Return, from the listing below, each line where the word "anyone" appears.

*** Available data

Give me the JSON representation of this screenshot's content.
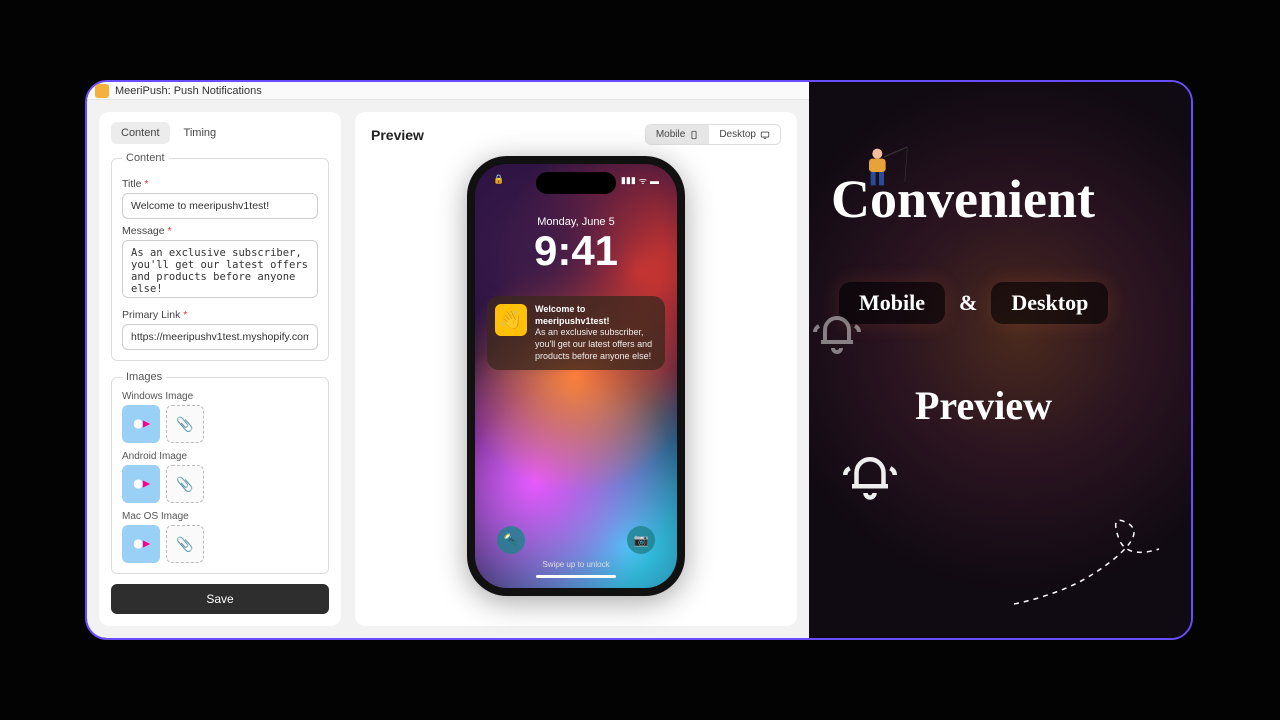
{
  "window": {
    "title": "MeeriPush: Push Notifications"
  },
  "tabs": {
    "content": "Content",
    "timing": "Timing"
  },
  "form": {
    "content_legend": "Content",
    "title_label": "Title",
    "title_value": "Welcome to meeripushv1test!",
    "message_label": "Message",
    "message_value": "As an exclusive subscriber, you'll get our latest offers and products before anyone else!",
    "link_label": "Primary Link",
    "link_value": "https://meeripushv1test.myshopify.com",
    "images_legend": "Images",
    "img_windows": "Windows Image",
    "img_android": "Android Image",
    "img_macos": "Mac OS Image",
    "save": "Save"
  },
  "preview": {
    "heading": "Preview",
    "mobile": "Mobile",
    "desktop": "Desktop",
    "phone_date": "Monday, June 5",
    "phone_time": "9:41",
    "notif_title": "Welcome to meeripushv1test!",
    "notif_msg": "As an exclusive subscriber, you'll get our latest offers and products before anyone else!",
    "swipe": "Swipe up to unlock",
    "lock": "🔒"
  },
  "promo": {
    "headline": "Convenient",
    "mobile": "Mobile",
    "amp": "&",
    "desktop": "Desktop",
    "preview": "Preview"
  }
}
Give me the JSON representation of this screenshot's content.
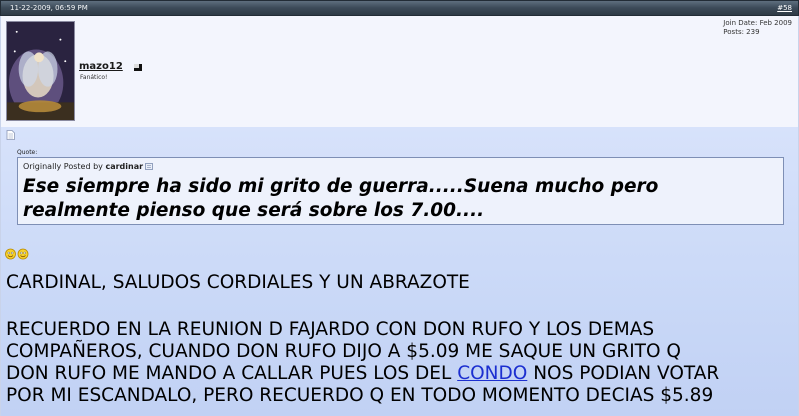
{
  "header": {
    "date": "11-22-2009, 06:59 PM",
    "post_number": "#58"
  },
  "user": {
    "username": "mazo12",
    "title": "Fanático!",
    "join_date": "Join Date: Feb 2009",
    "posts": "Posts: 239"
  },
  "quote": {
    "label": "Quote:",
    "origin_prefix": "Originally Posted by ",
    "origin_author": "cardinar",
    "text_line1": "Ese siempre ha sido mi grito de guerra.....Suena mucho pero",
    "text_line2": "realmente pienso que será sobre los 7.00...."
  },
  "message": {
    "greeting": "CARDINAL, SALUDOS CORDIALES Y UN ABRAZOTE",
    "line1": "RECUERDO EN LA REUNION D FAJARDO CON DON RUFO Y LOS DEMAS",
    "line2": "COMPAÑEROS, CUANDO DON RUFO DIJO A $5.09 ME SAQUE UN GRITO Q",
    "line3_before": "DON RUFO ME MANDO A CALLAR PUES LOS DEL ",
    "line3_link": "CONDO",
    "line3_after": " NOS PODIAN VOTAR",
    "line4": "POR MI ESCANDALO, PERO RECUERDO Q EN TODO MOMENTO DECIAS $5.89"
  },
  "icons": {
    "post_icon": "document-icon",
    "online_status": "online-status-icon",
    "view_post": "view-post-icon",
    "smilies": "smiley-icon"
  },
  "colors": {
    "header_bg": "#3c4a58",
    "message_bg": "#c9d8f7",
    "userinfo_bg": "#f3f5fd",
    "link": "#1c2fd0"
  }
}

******

→ Result for this task
    "message_value": "As an exclusive subscriber, you'll get our latest offers and products before anyone else!",
    "notif_msg": "As an exclusive subscriber, you'll get our latest offers and products before anyone else!",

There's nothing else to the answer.